Saddam on Day 10 of hunger strike protesting inadequate security Jaime Jansen at 10:23 AM ET
[JURIST] Saddam Hussein [JURIST news archive] and three co-defendants have entered their tenth day of a hunger strike [JURIST report] protesting the lack of security for defense lawyers in their trial, US military spokesman Lt. Col. Keir-Kevin Curry said Monday. Hussein began the hunger strike in protest of trial court procedures and the killings of three defense lawyers, which the defendants believe occurred because of inadequate security provided by US forces. Curry said that all four defendants "are in good health and receiving appropriate medical care," noting that Hussein has been drinking coffee with sugar and water with nutrients.
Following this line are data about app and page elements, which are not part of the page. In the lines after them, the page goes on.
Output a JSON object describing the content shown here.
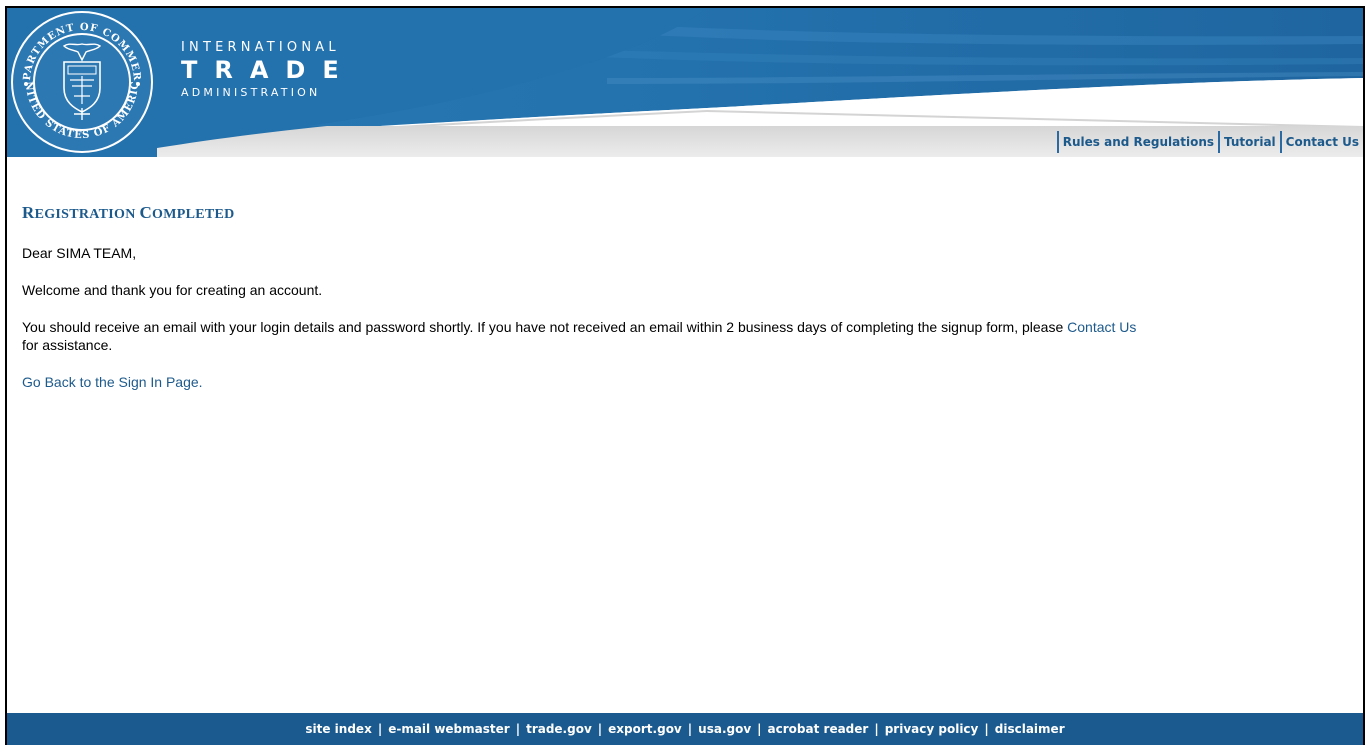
{
  "header": {
    "seal_text_top": "DEPARTMENT OF COMMERCE",
    "seal_text_bottom": "UNITED STATES OF AMERICA",
    "brand_line1": "INTERNATIONAL",
    "brand_line2": "TRADE",
    "brand_line3": "ADMINISTRATION",
    "nav": [
      {
        "label": "Rules and Regulations"
      },
      {
        "label": "Tutorial"
      },
      {
        "label": "Contact Us"
      }
    ]
  },
  "content": {
    "title_first": "R",
    "title_rest_1": "EGISTRATION ",
    "title_second": "C",
    "title_rest_2": "OMPLETED",
    "greeting": "Dear SIMA TEAM,",
    "welcome": "Welcome and thank you for creating an account.",
    "info_before": "You should receive an email with your login details and password shortly. If you have not received an email within 2 business days of completing the signup form, please ",
    "info_link": "Contact Us",
    "info_after": " for assistance.",
    "back_link": "Go Back to the Sign In Page",
    "back_after": "."
  },
  "footer": {
    "links": [
      {
        "label": "site index"
      },
      {
        "label": "e-mail webmaster"
      },
      {
        "label": "trade.gov"
      },
      {
        "label": "export.gov"
      },
      {
        "label": "usa.gov"
      },
      {
        "label": "acrobat reader"
      },
      {
        "label": "privacy policy"
      },
      {
        "label": "disclaimer"
      }
    ]
  },
  "colors": {
    "header_blue": "#1f6aa3",
    "link_blue": "#1d5a8c",
    "footer_blue": "#1a5a8e"
  }
}
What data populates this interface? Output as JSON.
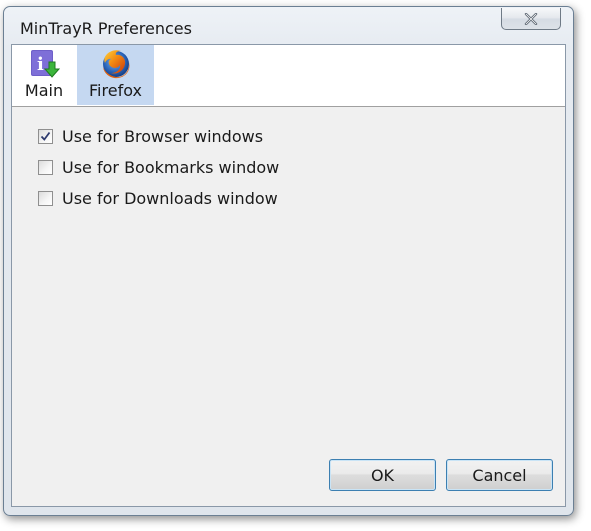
{
  "window": {
    "title": "MinTrayR Preferences"
  },
  "tabs": [
    {
      "label": "Main",
      "icon": "info-download-icon",
      "selected": false
    },
    {
      "label": "Firefox",
      "icon": "firefox-icon",
      "selected": true
    }
  ],
  "options": [
    {
      "label": "Use for Browser windows",
      "checked": true
    },
    {
      "label": "Use for Bookmarks window",
      "checked": false
    },
    {
      "label": "Use for Downloads window",
      "checked": false
    }
  ],
  "buttons": {
    "ok_label": "OK",
    "cancel_label": "Cancel"
  },
  "colors": {
    "selected_tab": "#c5d8f1",
    "client_background": "#f0f0f0",
    "button_border": "#3c7fb1"
  }
}
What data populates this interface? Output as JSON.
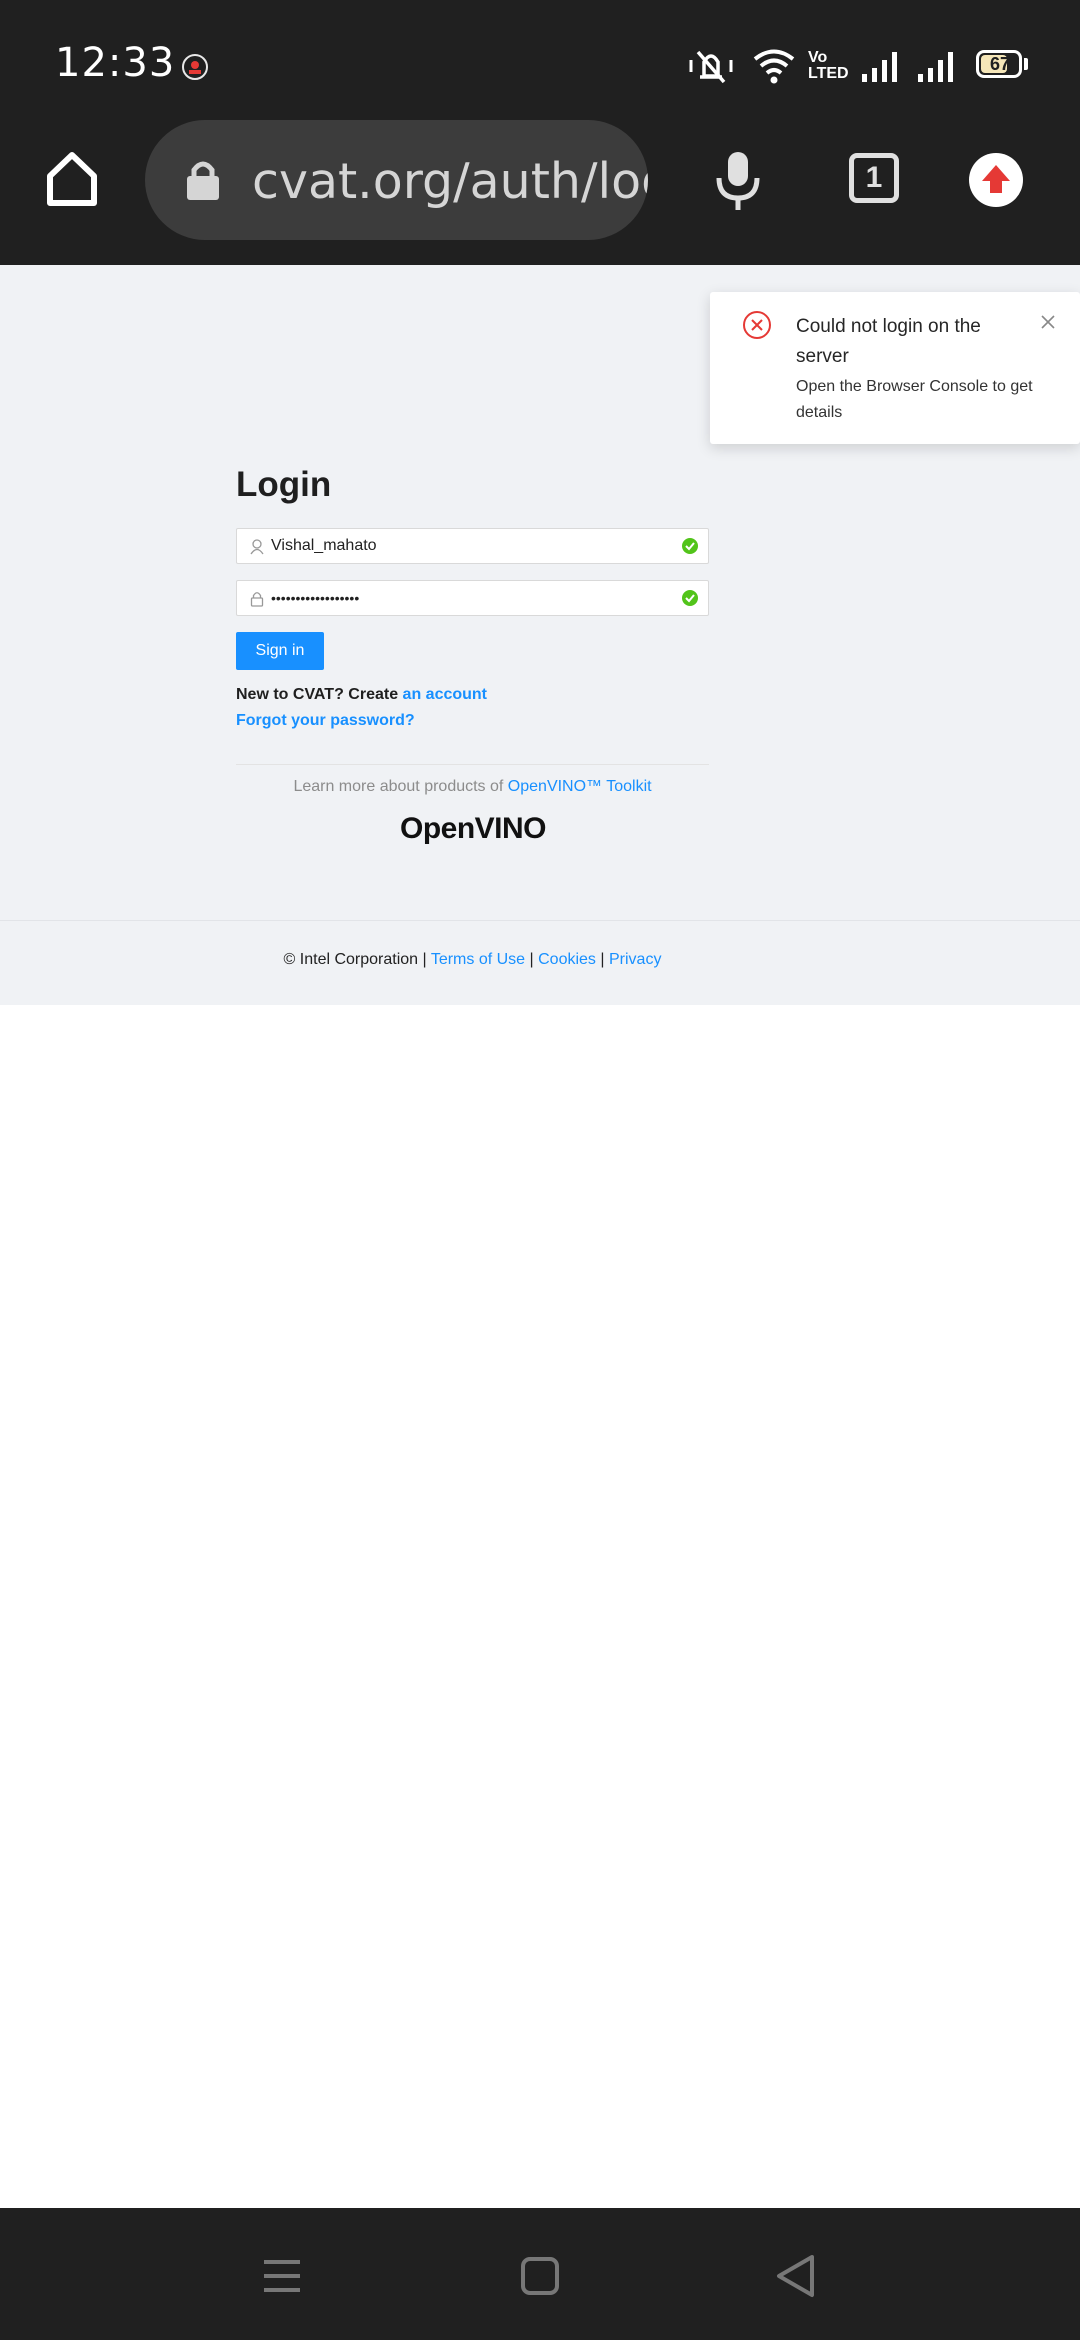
{
  "status_bar": {
    "time": "12:33",
    "volte_label_top": "Vo",
    "volte_label_bottom": "LTED",
    "battery": "67",
    "icons": [
      "record-icon",
      "mute-icon",
      "wifi-icon",
      "volte-icon",
      "signal-icon",
      "signal-icon",
      "battery-icon"
    ]
  },
  "browser": {
    "url": "cvat.org/auth/log",
    "tab_count": "1",
    "icons": [
      "home-icon",
      "lock-icon",
      "mic-icon",
      "tabs-icon",
      "update-icon"
    ]
  },
  "login": {
    "title": "Login",
    "username_value": "Vishal_mahato",
    "password_value": "••••••••••••••••••",
    "signin_label": "Sign in",
    "new_prefix": "New to CVAT? Create ",
    "new_link": "an account",
    "forgot_label": "Forgot your password?",
    "learn_prefix": "Learn more about products of ",
    "learn_link": "OpenVINO™ Toolkit",
    "logo_text": "OpenVINO"
  },
  "footer": {
    "copyright": "© Intel Corporation | ",
    "terms": "Terms of Use",
    "sep1": " | ",
    "cookies": "Cookies",
    "sep2": " | ",
    "privacy": "Privacy"
  },
  "toast": {
    "title": "Could not login on the server",
    "description": "Open the Browser Console to get details"
  },
  "colors": {
    "primary": "#1890ff",
    "success": "#52c41a",
    "error": "#e53935",
    "chrome_dark": "#202020"
  }
}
Armed gunmen abducted and killed Hussein defense lawyer Khamis al-Obeidi [JURIST report] last month, just two days after the prosecution presented its closing arguments in the trial, calling for the death penalty [JURIST report] for Hussein and four of his co-defendants. Hussein went on a brief hunger strike [JURIST report] shortly afterwards. He and his seven co-defendants face crimes against humanity charges [JURIST report] of killing, torturing and illegally detaining Dujail residents, as well as committing other inhumane acts in response to an alleged 1982 assassination attempt on Hussein. The trial currently stands adjourned [JURIST report] until July 24 in hopes that lead defense lawyer Khalil al-Dulaimi and his colleagues will end their latest boycott [JURIST report] of the proceedings, based in part on the same security concerns. AP has more.
Paper Chase is JURIST's real-time legal news service, powered by a team of 30 law student reporters and editors led by law professor Bernard Hibbitts at the University of Pittsburgh School of Law. As an educational service, Paper Chase is dedicated to presenting important legal news and materials rapidly, objectively and intelligibly in an accessible, ad-free format.